You may not immediately associate construction with chemistry, but chemistry graduates have huge prospects if they are considering a career in the construction industry.

Versatile & applicable to many industries

There are few more versatile degrees to have than one in chemistry. The career options range over many different sectors, from healthcare to pharmaceuticals, scientific research to manufacturing, engineering to agrochemicals – and that is just the industries where a chemistry graduate’s scientific knowledge is in demand. The other skills chemistry students develop during their degree courses make them some of the most sought-after job applicants in the UK.

Chemistry meets construction: the invisible backbone of the industry

Construction is impossible without chemistry. All building materials are the result of chemical processes, and utilise chemicals in their composition, whether it is in the structure of a type of concrete, insulation, sealant or adhesive.
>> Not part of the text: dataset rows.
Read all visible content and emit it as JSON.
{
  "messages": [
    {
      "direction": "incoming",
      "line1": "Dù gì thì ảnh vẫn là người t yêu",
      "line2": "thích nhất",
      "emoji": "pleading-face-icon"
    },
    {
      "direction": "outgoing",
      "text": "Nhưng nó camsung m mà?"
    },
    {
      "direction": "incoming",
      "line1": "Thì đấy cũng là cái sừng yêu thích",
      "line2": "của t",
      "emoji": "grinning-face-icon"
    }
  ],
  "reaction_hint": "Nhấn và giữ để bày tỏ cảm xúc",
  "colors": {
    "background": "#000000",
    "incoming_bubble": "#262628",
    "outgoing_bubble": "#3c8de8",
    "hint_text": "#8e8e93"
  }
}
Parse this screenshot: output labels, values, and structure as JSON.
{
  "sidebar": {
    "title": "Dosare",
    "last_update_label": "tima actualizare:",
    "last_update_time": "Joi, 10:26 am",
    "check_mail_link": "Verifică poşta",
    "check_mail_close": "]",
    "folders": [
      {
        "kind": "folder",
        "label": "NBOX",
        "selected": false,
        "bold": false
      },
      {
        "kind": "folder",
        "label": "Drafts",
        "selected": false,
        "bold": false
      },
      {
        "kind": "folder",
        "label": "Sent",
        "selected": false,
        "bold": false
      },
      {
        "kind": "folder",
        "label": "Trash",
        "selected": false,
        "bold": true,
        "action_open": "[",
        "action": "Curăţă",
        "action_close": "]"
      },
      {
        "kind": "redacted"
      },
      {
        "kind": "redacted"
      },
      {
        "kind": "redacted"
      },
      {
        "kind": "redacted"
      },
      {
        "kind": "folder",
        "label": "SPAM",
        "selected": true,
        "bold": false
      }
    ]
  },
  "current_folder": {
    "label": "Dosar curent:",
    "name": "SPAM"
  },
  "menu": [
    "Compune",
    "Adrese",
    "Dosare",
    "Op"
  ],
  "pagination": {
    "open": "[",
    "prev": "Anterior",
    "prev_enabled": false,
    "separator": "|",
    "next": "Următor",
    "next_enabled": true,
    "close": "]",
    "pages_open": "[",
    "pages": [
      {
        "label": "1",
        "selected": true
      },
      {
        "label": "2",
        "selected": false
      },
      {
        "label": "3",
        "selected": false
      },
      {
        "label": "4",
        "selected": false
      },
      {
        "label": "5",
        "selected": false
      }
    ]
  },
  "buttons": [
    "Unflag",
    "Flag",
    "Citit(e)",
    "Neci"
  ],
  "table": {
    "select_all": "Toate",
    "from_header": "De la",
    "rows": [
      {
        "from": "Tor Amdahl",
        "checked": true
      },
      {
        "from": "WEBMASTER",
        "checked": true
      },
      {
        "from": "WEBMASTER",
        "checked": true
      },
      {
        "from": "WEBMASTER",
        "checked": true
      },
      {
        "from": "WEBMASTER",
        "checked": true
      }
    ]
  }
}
As construction becomes more sustainable the role of chemistry is likely to play an even greater importance in the industry, as new products are developed with more sustainable chemical footprints.

Materials engineering

Also known as materials technicians or materials scientists, materials engineers source, test and assess the materials used in construction. They ensure that building foundations and materials are suitable and offer guidance on the best materials to use for a project, based on their individual properties, project costs and timeframes.

Nuclear process engineer

Nuclear process engineers are responsible for designing and managing the safe and productive running of nuclear power stations. They develop the processes and instruments used to produce energy, for distribution to homes and businesses. Nuclear process engineers monitor and measure radiation levels in their plants, dispose of nuclear waste safely, and play a role in the decommissioning process for sites that have to be shut down.

Chemical engineer

Chemical engineers turn raw materials into other substances. As a chemical engineer, you will be responsible for developing new industrial processes and modifying existing ones. By changing the chemical, biochemical and physical state of a substance, chemical engineers create a wide range of products. Chemical engineering uses cutting-edge technology, helping to pioneer valuable new materials and techniques. 

Remediation Specialist

Remediation specialists deal with the assessment, treatment and removal of contamination from soil and groundwater. They design and implement remedial action plans to clean up sites affected by fuel, pesticides and heavy metals amongst other substances, so that they are safe for the future.

Climbing the construction ladder

As a chemistry graduate, you will have great potential to develop a rewarding career, both professionally and financially. But it may not be an immediate rise to the top. Construction careers can be built gradually, as you gain experience. Continuous professional development (CPD), training courses and professional qualifications are often the way people reach seniority in their fields. Careers involving chemicals are highly skilled, with some carrying huge safety responsibilities, so moving from job to job may take more time than in other careers.

What to expect on a construction site?

If you are doing a job in construction that makes use of your chemistry knowledge and skills, like those above, the chances are that you will be working off-site much of the time – in a lab or office. However, there will be times when you are required on a construction site, whether just in an advisory capacity or in a more hands-on role. Here’s what to expect on-site.

Skills chemistry graduates have

People who have studied chemistry have a range of skills, from analytical thinking and problem-solving to communication and teamwork. Perhaps the most significant qualities they develop are those associated with the practical nature of chemistry – graduates learn to be very rigorous and structured in their planning and approach to tasks.

Chemistry students have to test a hypothesis and demonstrate with evidence the results of the work they have done or what has happened in an experiment. These are highly transferable skills that are in great demand from businesses. Chemistry graduates are also highly numerate and very good at managing their time.

Earning potential of a chemistry graduate

Like those with a maths degree, chemistry graduates have significant earning potential within the construction sector. Starting salaries for the jobs listed above are in the region of £20,000-£30,000, but senior chemical engineers can earn up to £80,000. 

Getting into the construction industry without a degree?

Studying for a university degree is not the only route you can take into a professional construction career. You could take a college course, complete an apprenticeship or apply directly to an employer if you have relevant work experience.

Where to find jobs in the construction industry

A wide range of jobs, graduate schemes and apprenticeships for chemistry graduates interested in construction are advertised regularly on Talentview. You can filter your job searches by job role, and location and also look for management traineeships, work experience, placements and internships.